At the foot of Wu Shi Mountain (or "Five Lion" Mountain) lies an ancient city known as Shi Cheng ("Lion City"). It was built during the Eastern Han Dynasty (AD 25 - 200) and was first set up as a county in AD 208. This city acquired the name "Shi Cheng" from nearby Wu Shi Mountain, which is located just behind the city. At present Shi Cheng remains undisturbed at a depth of 26-40m. Big Blue, a dive operator based in Shanghai,[3] runs year-round weekend trips twice a month to Qiandao Lake and has begun exploration of this submerged city.[4]

In 1994, in an event since named the Qiandao Lake Incident, three hijackers boarded a boat full of tourists and set it on fire, killing all 32 passengers on board. The passengers were mainly tourists from Taiwan.[5][6]

In 2007, a Chinese-Italian consortium began planning the construction of a prototype of an archimedes bridge across the lake. The bridge is expected to span 100m, as a proof-of-concept for larger bridges.[citation needed]

Transport[edit]

There are hourly buses that connect Qiandao Lake with the provincial capital, Hangzhou, which has technical jurisdiction for the lake. A railway development project to the area ceased as it was considered damaging to the "natural" sights of Qiandao Lake. An expressway links Hangzhou, Qiandao Lake, and Huangshan, Anhui.

See also[edit]

References[edit]

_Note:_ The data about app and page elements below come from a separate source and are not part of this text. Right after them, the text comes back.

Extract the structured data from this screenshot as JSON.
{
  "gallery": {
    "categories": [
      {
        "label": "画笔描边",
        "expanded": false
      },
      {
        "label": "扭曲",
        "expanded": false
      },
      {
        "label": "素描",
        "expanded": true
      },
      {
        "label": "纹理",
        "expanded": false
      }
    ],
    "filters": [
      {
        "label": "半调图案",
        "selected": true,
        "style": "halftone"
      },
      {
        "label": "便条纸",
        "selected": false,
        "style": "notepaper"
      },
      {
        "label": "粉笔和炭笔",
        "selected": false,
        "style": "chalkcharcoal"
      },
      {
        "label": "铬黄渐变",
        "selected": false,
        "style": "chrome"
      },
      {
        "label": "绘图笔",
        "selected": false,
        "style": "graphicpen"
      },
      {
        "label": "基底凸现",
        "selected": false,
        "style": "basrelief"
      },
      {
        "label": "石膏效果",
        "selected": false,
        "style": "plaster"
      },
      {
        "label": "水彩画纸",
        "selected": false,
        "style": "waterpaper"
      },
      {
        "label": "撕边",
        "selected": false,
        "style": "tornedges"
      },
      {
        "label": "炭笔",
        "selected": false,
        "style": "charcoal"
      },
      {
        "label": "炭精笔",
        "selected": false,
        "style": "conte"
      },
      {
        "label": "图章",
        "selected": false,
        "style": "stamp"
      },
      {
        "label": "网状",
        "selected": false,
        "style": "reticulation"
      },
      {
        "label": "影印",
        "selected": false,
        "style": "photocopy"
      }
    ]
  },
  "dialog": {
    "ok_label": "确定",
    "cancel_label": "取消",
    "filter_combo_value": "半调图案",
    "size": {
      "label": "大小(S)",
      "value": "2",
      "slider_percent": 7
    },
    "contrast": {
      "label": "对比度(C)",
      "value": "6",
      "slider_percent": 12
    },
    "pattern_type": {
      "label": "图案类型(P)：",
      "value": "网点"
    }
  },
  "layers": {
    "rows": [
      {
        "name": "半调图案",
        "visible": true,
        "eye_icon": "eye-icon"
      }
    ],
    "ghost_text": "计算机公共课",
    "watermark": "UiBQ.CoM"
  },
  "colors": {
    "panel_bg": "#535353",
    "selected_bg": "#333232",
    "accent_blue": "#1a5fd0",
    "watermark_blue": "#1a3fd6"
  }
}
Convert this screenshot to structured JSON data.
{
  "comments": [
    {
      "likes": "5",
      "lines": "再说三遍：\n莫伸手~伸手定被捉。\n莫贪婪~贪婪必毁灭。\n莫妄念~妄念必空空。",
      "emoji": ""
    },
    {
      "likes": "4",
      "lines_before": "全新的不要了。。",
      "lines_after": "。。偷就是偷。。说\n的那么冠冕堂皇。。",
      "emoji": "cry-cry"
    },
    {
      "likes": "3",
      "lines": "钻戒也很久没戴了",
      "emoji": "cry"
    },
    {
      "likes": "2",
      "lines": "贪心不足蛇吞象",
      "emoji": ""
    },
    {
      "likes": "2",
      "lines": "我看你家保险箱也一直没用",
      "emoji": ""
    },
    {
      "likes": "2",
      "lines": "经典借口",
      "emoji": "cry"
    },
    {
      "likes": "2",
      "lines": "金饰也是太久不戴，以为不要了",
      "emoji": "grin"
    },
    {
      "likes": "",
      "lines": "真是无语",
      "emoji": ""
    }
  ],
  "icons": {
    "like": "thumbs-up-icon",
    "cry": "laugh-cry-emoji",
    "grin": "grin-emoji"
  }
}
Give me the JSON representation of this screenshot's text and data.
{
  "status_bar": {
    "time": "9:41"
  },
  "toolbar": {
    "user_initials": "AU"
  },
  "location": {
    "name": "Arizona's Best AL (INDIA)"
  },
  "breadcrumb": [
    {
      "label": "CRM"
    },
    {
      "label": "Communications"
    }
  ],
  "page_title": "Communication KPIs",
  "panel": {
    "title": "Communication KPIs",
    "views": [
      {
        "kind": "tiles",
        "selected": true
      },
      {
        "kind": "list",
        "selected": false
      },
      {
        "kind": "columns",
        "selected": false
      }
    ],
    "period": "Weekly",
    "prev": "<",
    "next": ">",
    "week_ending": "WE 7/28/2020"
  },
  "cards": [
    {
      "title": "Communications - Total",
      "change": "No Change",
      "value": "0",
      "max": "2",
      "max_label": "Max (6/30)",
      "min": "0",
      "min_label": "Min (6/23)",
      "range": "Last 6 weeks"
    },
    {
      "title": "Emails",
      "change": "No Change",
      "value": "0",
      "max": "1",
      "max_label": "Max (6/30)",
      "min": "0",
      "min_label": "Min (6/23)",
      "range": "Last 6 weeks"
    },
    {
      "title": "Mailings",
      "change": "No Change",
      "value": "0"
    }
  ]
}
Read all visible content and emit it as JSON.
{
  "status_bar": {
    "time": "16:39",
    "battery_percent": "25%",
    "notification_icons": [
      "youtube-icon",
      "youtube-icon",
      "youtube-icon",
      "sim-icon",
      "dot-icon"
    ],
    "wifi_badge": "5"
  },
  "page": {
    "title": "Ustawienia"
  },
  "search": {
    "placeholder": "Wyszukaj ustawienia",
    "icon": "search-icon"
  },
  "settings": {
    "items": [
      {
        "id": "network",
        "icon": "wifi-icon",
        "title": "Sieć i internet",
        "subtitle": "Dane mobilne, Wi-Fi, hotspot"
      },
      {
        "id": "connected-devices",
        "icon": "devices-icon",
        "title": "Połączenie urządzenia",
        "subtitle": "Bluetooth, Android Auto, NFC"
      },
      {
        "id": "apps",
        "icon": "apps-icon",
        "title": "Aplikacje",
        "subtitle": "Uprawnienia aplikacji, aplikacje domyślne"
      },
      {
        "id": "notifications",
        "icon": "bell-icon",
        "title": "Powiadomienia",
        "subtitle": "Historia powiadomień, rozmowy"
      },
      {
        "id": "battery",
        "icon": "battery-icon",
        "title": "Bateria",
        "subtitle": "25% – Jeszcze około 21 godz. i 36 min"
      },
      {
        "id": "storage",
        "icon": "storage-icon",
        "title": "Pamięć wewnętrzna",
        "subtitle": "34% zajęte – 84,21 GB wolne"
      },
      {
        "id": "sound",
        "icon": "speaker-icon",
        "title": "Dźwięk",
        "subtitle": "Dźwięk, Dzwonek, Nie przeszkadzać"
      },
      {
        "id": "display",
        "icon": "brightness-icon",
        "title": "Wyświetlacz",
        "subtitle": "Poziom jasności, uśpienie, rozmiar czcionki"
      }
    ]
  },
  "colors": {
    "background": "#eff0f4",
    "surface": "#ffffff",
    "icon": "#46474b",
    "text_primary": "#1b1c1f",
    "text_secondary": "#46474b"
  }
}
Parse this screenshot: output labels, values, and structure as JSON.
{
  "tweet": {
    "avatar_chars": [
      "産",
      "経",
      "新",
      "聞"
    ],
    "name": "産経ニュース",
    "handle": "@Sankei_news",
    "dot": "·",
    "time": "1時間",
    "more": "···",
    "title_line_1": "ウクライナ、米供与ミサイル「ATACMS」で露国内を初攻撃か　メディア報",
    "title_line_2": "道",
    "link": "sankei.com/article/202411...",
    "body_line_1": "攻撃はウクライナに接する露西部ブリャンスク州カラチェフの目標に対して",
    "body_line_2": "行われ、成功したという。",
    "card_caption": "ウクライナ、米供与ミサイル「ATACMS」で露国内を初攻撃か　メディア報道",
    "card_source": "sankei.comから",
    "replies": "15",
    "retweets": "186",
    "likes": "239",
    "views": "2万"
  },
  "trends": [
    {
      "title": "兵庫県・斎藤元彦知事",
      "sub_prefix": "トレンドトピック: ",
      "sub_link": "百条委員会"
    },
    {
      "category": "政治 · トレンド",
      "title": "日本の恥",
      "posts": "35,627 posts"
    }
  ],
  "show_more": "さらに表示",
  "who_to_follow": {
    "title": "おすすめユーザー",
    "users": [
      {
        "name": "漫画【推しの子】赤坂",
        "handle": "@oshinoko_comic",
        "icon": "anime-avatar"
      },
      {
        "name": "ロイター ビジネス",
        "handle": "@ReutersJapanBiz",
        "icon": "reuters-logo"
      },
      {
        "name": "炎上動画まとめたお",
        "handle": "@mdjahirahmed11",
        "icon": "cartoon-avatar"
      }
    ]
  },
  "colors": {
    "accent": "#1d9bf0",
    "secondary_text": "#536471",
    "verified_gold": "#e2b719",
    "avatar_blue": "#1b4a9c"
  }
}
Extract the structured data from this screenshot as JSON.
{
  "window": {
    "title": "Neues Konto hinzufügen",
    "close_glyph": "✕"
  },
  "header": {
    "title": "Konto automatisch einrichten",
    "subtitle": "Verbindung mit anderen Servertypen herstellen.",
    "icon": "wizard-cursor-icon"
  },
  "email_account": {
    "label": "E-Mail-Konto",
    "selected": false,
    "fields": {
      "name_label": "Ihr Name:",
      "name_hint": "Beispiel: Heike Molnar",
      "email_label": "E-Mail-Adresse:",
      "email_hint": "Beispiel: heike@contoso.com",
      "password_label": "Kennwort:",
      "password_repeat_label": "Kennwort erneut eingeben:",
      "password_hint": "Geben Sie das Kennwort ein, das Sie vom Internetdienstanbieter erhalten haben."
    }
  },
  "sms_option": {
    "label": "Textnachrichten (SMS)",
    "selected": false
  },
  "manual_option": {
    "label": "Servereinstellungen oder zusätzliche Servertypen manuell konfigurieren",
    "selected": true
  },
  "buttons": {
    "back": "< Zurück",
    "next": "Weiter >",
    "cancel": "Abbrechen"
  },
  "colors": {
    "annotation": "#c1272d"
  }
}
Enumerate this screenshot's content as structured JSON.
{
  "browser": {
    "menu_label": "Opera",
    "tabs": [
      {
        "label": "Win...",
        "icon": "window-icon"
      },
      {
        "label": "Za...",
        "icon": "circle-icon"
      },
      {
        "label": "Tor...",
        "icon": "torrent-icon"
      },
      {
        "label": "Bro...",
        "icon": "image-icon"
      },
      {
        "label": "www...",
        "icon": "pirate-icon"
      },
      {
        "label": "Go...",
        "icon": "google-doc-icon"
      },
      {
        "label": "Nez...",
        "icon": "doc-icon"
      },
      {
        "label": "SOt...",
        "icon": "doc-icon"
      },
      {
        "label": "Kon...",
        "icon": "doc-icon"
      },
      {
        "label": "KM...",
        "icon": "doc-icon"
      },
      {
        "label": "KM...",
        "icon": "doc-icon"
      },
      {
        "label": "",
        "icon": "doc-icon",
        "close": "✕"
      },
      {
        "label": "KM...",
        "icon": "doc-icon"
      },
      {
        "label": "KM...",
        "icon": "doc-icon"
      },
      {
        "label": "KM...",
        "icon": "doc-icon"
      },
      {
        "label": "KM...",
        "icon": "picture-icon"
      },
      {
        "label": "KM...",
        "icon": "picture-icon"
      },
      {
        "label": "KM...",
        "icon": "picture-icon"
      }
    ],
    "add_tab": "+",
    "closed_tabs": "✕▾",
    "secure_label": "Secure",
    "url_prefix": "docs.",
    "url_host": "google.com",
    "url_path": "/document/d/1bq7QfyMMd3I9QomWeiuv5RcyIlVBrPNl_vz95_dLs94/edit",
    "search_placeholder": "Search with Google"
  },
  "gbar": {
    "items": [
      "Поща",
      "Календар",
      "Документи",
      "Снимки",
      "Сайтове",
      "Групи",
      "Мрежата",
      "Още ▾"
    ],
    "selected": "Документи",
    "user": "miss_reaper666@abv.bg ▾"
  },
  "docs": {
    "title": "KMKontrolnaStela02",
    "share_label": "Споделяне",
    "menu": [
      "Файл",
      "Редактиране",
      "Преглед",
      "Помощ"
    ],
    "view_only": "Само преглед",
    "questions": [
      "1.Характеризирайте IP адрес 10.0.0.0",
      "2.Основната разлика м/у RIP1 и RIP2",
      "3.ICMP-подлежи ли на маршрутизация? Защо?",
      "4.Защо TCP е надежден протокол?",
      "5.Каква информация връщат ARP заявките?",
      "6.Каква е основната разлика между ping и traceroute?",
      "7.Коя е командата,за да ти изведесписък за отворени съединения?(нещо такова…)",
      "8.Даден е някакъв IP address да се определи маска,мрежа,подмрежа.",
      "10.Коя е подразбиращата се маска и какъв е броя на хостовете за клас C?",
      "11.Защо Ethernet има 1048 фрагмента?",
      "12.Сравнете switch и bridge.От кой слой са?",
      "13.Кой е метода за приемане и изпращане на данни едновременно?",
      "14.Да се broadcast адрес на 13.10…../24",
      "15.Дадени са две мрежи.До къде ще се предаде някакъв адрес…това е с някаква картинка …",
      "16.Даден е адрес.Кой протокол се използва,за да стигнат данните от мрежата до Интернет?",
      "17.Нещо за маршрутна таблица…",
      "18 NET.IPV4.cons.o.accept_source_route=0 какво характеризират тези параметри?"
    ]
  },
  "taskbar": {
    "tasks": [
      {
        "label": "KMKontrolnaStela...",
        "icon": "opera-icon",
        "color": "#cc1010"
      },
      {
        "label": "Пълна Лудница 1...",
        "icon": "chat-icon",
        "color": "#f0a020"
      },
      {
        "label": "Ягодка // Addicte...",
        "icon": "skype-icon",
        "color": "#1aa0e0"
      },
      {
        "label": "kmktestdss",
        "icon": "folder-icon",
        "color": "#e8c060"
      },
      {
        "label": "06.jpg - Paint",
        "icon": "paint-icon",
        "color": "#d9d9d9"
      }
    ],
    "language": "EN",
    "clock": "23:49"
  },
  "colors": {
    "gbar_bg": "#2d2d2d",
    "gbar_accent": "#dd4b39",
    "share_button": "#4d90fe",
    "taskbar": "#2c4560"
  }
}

  1. ^ "Xin’anjiang Hydropower Station". eTeacher Group Ltd. Retrieved 5 September 2011. 
  2. ^ The International Camellia Journal (International Camellia Society) (32-36): 25 http://books.google.gr/books?id=RktMAAAAYAAJ&q=Qiandao+Lake+flooded&dq=Qiandao+Lake+flooded&hl=el&sa=X&ei=iWEDU4OaA6XLywP5uYGIBw&ved=0CEAQ6AEwAw |url= missing title (help). Retrieved 18 Febrouary 2014.  Check date values in: |accessdate= (help)
  3. ^ "Big Blue Trip". Big Blue Scuba Diving International. Retrieved December 31, 2013.
  4. ^ "An underwater old city - Lion City, Qiandao Lake". Big Blue Scuba Diving International. Retrieved December 31, 2013.
  5. ^ "Fire on the Lake". International Committee for human right in Taiwan. Retrieved 18 February 2014. 
  6. ^ Xin, Xin (2012). How the Market is Changing China's News: The Case of Xinhua News Agency. New York: Lexington Books. p. 62. ISBN 978-0-7391-5097-9.